> [Try it] Look through the lines below for the word "account", and copy every line that has it.

Start of Exercise material

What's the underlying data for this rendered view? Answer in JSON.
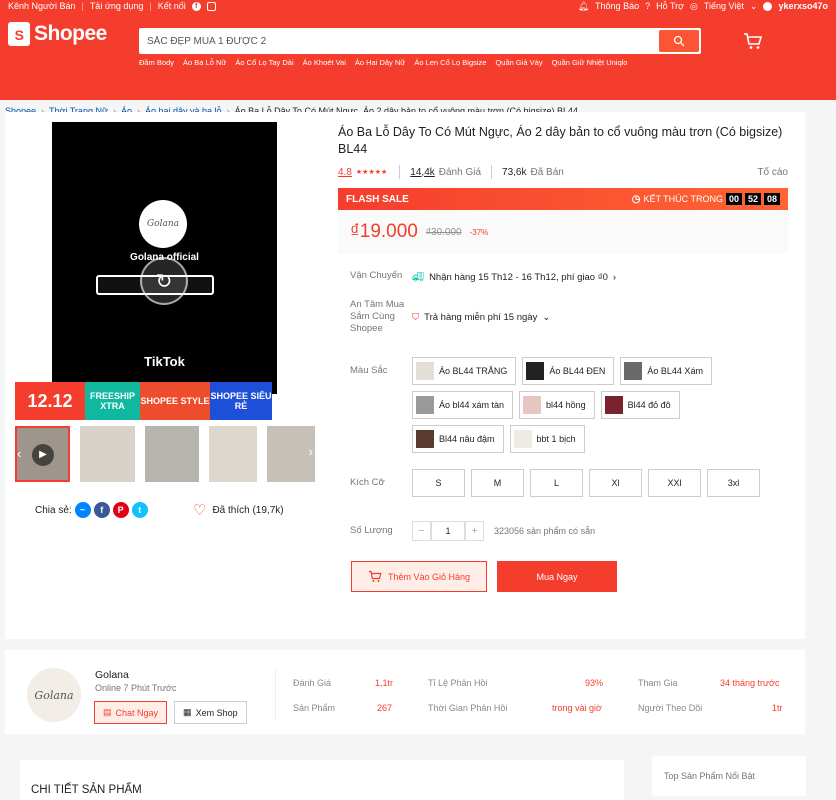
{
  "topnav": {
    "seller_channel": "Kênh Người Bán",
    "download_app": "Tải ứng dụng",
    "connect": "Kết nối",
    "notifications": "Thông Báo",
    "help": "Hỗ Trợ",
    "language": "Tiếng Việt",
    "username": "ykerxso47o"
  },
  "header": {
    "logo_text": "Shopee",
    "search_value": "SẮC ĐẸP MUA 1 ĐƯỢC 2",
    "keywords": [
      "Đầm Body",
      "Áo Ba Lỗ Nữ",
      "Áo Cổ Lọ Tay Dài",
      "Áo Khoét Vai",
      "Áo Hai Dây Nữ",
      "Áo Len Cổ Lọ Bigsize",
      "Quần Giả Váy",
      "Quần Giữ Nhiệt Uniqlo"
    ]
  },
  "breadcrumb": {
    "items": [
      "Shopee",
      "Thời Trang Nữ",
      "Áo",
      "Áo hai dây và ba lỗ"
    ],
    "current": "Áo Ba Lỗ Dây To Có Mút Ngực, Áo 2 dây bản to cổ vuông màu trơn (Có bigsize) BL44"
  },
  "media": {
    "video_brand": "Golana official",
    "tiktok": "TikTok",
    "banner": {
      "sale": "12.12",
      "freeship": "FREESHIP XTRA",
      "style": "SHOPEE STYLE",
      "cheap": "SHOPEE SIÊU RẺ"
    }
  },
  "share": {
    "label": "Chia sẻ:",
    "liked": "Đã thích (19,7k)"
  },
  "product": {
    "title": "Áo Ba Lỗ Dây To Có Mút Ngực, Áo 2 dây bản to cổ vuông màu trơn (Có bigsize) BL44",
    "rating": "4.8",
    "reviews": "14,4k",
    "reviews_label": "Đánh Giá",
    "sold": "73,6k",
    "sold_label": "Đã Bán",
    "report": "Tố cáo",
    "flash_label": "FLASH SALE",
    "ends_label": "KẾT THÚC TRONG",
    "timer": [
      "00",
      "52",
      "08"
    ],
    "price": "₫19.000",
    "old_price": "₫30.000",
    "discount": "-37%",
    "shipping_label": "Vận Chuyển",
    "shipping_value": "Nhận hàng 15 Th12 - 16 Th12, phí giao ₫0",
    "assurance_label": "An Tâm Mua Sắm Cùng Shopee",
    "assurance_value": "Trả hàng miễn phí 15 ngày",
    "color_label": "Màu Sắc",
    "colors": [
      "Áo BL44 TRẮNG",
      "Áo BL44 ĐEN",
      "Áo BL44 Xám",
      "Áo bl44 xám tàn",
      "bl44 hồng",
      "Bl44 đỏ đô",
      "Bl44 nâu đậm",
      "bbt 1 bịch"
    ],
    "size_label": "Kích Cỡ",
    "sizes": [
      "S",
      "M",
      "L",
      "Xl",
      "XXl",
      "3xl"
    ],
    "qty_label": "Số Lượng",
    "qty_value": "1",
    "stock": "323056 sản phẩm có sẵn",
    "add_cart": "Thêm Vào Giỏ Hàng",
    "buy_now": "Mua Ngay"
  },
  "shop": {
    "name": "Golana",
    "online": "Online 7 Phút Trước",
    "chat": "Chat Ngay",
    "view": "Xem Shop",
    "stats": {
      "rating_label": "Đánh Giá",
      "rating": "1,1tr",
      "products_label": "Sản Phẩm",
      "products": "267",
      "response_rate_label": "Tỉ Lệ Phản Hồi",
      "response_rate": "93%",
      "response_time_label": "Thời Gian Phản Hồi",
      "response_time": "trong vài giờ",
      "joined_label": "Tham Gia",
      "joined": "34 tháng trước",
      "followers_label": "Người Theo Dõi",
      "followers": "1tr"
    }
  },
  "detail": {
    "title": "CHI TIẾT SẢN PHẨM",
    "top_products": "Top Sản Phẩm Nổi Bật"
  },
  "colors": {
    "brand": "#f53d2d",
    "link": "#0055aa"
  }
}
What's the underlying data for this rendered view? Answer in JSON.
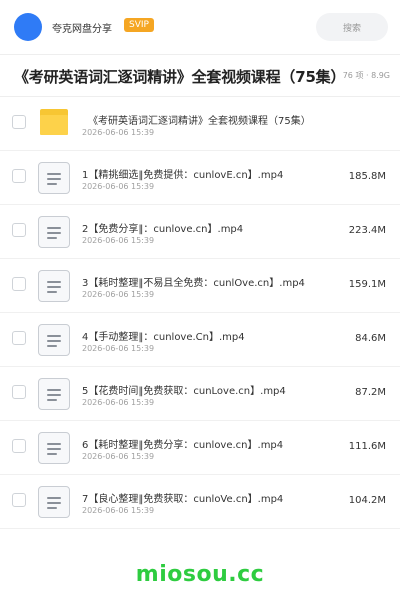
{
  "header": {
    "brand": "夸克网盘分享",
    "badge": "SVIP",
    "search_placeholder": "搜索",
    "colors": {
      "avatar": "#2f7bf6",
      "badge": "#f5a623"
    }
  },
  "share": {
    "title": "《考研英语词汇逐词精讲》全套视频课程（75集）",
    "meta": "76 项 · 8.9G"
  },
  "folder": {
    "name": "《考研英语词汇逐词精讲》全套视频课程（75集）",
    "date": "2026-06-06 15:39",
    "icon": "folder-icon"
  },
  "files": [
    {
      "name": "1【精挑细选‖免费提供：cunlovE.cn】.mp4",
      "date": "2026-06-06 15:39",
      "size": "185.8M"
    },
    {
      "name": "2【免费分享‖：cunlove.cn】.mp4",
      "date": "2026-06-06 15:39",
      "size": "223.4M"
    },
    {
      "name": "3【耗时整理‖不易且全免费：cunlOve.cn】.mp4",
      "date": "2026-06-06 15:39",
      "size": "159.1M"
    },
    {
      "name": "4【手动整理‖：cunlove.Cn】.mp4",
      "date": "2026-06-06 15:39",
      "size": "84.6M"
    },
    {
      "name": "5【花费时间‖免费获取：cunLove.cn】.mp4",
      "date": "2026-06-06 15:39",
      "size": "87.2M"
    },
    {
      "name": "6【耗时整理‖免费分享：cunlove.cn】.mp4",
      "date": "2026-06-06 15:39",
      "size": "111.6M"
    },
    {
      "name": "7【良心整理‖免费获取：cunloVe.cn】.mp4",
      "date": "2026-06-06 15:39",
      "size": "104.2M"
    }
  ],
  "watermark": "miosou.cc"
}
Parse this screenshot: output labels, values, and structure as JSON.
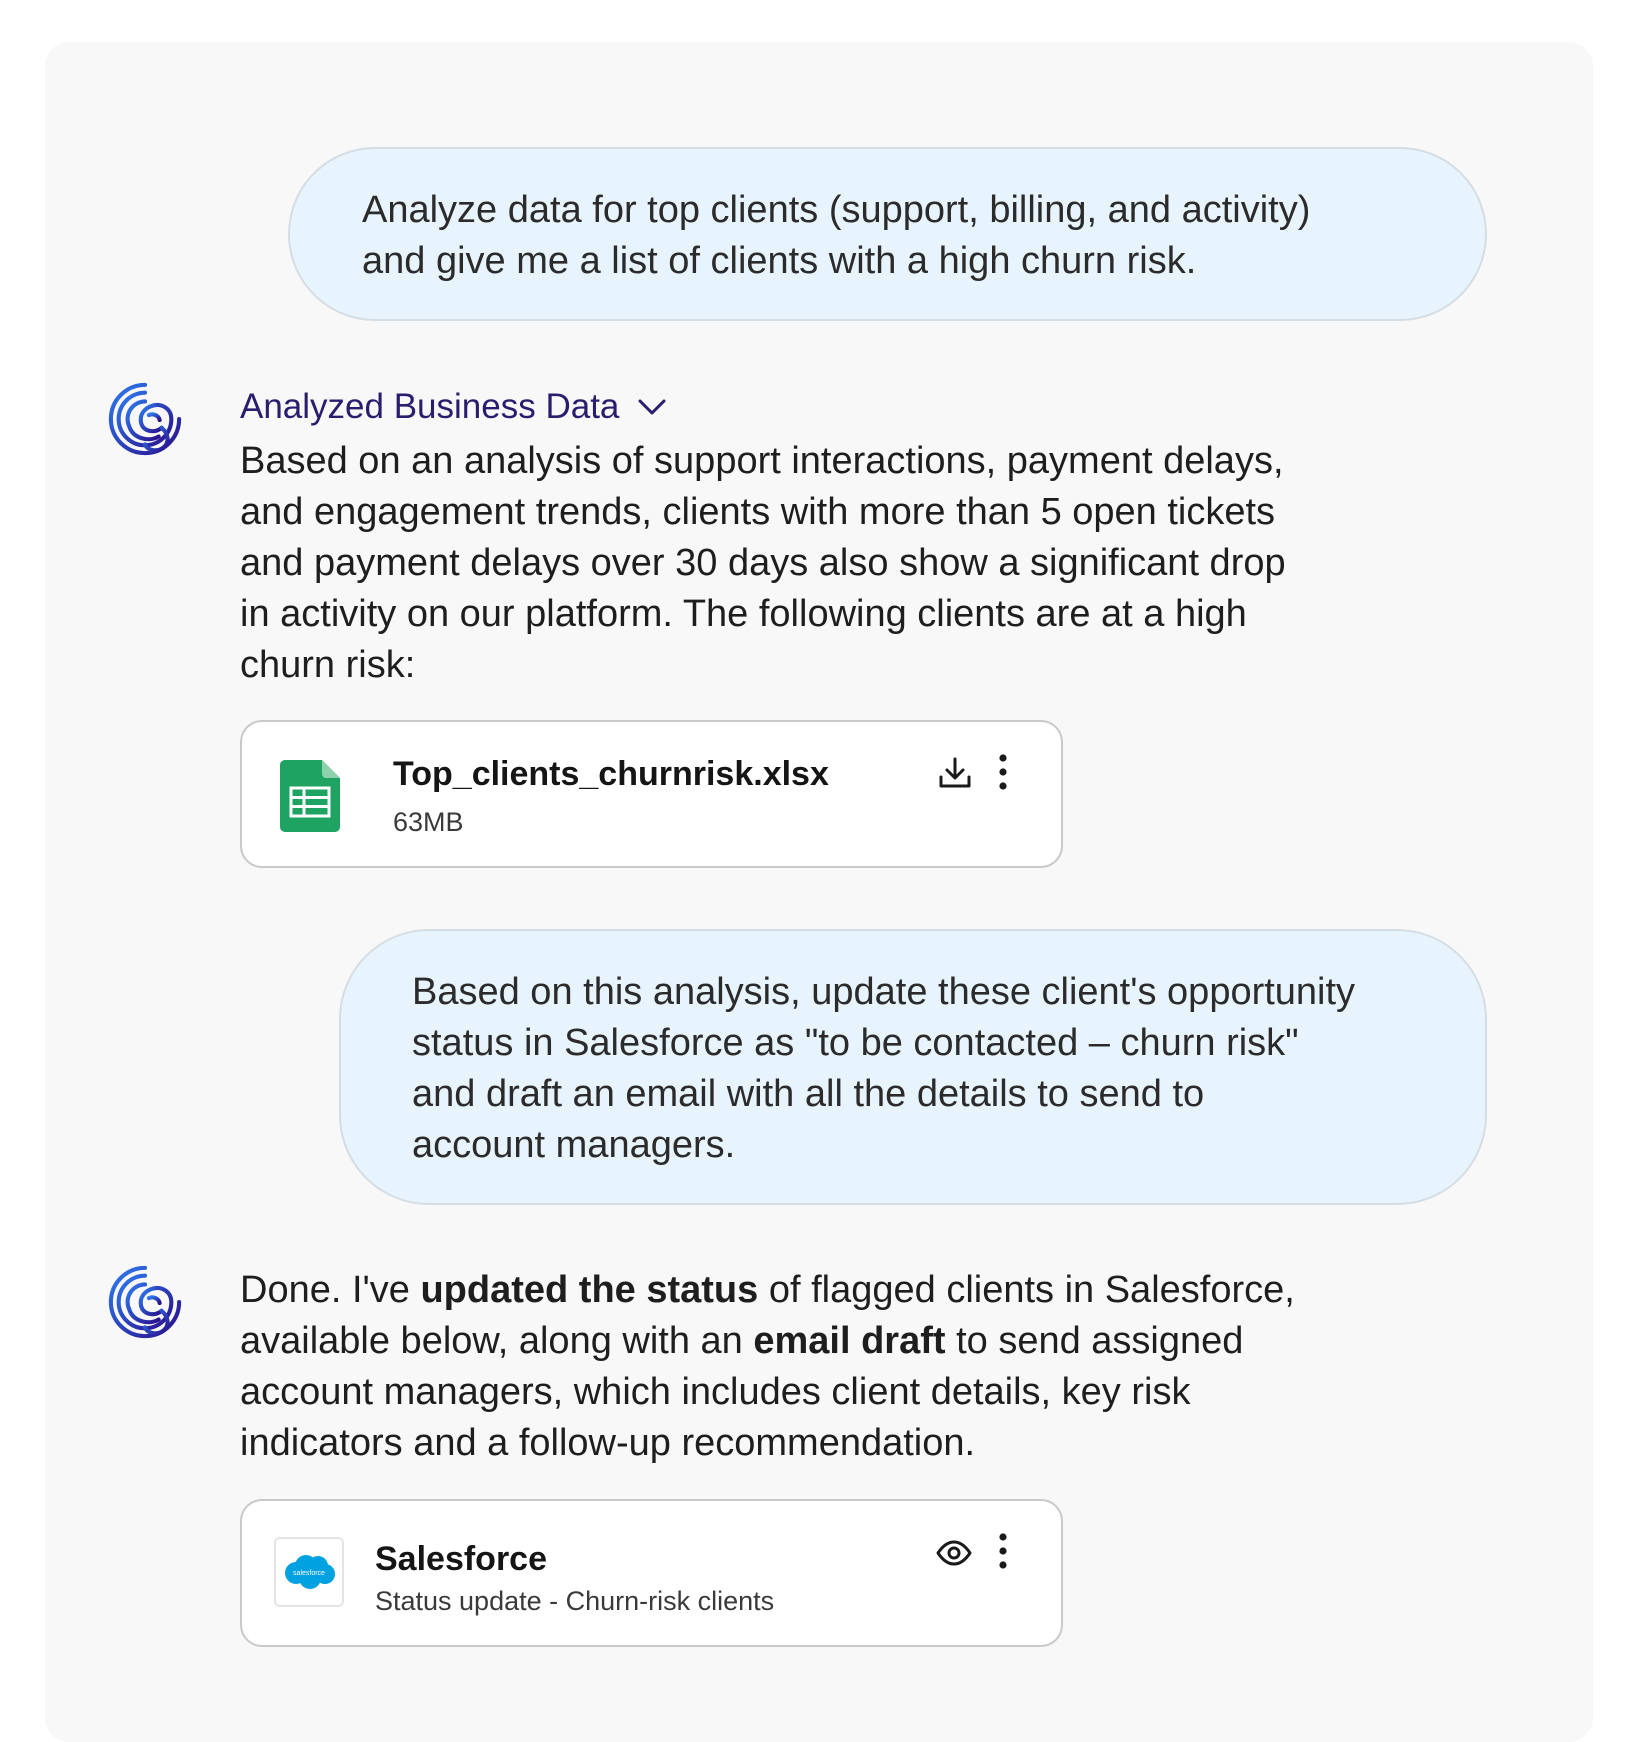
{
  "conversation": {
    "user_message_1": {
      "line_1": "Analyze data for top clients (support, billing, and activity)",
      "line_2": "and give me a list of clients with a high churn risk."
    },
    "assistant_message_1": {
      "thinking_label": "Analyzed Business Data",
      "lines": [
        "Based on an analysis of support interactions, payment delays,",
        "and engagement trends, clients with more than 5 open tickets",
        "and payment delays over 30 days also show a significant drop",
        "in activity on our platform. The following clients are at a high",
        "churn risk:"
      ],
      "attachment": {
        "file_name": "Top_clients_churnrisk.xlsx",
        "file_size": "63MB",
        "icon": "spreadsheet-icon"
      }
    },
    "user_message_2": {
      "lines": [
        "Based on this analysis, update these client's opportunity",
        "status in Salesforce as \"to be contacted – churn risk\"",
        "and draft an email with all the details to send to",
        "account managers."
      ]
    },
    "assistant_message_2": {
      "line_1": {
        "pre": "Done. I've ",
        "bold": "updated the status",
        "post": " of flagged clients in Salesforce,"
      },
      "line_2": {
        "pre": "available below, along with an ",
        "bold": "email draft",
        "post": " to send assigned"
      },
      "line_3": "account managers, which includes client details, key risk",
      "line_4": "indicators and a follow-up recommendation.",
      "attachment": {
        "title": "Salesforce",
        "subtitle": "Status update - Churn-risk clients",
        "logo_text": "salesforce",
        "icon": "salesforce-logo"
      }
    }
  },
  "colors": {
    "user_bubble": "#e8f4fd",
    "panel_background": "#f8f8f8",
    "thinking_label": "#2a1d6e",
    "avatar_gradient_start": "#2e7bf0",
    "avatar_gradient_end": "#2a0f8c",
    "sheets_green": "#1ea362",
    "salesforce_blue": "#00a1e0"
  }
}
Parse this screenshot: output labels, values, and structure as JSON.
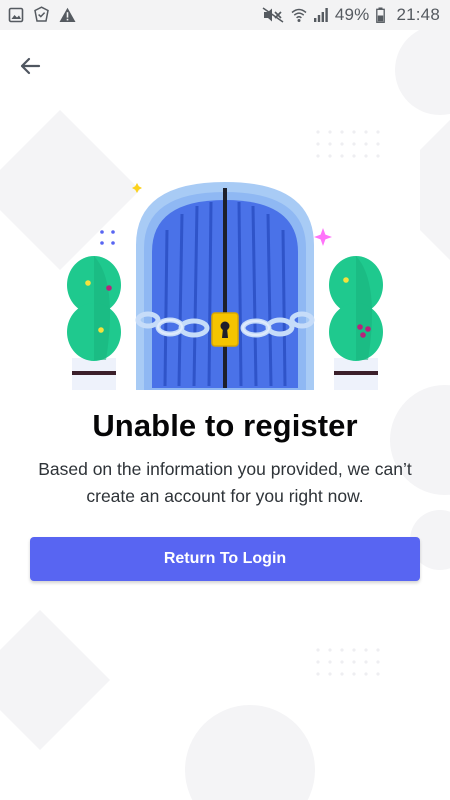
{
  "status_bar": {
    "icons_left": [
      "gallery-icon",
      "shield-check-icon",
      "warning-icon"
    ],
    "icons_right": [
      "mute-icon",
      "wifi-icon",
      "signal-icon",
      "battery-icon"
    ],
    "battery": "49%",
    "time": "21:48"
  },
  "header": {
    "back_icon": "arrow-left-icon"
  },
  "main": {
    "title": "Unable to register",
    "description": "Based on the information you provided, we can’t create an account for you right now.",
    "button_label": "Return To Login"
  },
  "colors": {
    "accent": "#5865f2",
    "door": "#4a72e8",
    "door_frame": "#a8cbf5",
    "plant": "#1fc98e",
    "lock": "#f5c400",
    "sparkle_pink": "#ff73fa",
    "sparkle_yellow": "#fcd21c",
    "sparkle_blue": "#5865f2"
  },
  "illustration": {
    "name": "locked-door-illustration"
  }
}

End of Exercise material

> [Written answer]
        "account managers."
      "line_3": "account managers, which includes client details, key risk",
    "description": "Based on the information you provided, we can’t create an account for you right now.",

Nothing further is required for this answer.